• [DATA FOR THIS EXERCISE]
━━━━━━━━━━━━━━━━━━━━━━━━━━━━━━

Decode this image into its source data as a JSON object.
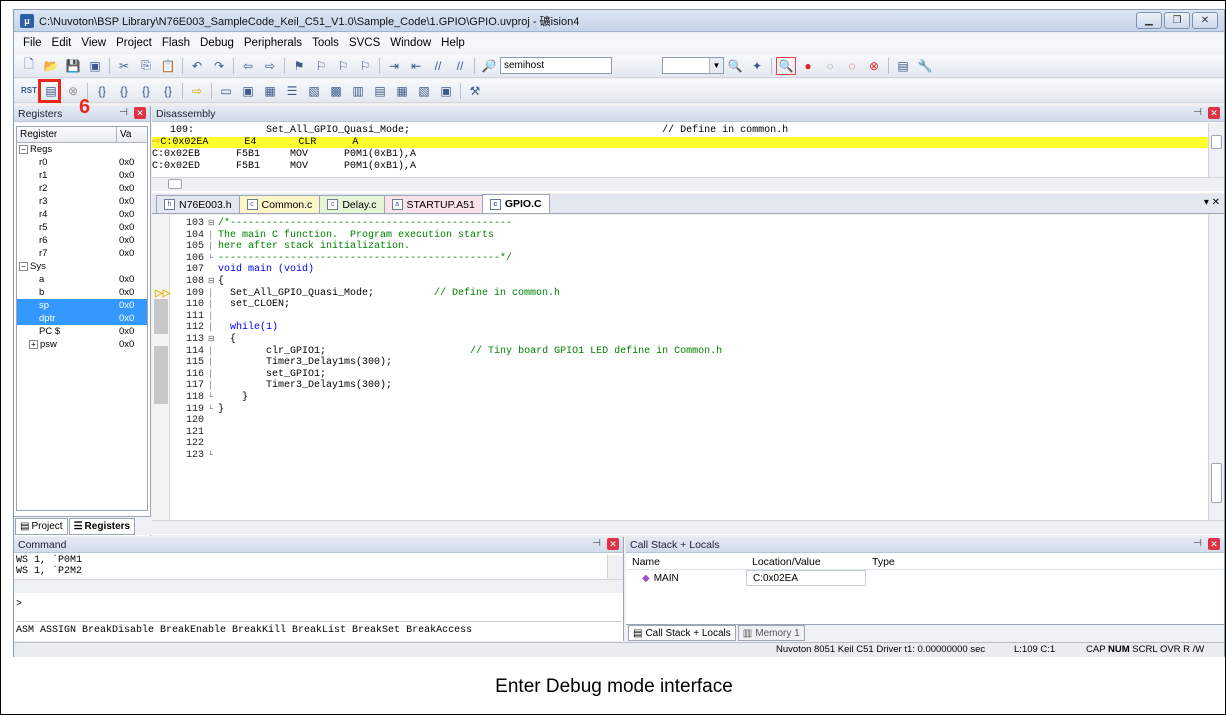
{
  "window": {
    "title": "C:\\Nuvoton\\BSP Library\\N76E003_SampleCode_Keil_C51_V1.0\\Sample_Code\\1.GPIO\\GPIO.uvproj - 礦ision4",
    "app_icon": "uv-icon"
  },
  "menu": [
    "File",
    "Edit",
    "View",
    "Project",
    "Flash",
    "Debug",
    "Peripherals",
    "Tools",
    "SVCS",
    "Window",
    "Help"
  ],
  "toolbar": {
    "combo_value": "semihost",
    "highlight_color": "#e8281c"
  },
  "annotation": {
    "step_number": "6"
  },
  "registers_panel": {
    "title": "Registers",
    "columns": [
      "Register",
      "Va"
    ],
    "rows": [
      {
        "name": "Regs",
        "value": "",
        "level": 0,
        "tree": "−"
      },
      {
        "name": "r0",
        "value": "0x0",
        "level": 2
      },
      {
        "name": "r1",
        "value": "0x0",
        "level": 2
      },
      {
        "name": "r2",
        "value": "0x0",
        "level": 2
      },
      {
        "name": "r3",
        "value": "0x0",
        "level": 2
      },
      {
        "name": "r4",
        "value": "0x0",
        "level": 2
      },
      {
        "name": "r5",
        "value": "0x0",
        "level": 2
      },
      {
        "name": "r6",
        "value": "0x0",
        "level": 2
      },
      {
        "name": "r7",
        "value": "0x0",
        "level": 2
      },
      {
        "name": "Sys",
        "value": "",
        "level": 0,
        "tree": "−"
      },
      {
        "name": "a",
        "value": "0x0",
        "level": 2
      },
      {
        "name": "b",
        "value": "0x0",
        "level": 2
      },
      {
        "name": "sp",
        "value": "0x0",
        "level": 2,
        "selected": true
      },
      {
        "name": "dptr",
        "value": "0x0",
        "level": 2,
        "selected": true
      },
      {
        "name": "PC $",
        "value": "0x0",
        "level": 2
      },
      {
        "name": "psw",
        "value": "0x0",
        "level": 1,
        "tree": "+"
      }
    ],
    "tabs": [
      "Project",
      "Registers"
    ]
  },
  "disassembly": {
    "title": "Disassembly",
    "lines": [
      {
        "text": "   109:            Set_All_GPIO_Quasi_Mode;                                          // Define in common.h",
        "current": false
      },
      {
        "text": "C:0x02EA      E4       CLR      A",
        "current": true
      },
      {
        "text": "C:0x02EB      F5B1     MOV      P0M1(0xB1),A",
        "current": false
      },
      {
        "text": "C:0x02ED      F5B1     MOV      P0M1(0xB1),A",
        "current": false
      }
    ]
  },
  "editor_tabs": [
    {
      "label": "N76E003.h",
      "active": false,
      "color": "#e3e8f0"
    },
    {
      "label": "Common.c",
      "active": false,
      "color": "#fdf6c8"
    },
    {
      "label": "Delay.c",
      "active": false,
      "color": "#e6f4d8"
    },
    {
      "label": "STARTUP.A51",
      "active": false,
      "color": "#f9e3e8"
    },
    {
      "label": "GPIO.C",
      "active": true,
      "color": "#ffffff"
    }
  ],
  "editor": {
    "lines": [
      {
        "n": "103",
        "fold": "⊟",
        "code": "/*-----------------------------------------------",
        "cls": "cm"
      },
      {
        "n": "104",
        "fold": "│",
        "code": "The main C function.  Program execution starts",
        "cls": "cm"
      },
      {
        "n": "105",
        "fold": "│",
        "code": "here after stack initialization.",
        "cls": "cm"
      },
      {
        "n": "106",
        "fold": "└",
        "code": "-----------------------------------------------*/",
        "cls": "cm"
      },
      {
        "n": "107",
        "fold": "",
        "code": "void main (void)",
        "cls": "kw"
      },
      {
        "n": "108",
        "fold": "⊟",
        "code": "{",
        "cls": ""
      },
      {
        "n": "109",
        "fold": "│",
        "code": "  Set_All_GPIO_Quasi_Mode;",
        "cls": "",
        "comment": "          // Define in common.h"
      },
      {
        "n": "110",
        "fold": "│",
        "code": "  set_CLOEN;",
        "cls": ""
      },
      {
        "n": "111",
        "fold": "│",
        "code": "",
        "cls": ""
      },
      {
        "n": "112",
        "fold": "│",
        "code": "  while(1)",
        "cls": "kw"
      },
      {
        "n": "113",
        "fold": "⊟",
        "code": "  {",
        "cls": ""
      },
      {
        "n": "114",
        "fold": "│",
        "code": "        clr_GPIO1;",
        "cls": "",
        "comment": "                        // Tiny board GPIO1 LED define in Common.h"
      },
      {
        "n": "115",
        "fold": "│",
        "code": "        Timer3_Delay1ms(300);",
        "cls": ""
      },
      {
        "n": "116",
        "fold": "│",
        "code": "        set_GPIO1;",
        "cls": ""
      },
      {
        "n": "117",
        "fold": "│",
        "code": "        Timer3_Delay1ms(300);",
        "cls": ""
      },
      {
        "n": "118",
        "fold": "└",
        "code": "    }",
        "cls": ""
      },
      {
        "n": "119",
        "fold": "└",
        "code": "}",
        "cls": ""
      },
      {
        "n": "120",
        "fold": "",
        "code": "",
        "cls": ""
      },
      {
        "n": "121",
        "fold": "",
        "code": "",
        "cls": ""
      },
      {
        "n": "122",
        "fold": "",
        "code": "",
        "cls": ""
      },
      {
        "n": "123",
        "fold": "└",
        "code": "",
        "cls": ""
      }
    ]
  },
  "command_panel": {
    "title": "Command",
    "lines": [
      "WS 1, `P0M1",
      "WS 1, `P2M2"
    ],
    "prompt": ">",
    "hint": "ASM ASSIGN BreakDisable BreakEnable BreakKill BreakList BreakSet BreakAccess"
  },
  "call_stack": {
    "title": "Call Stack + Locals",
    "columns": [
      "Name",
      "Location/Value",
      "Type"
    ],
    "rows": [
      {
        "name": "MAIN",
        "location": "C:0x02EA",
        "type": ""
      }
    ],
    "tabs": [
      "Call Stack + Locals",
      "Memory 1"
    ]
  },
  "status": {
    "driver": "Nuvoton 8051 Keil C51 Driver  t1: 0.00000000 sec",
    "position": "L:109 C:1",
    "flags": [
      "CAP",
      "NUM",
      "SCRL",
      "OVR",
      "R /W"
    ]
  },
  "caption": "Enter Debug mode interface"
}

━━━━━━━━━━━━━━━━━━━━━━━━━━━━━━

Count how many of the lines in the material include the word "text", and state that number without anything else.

• [ANSWER SPACE] 4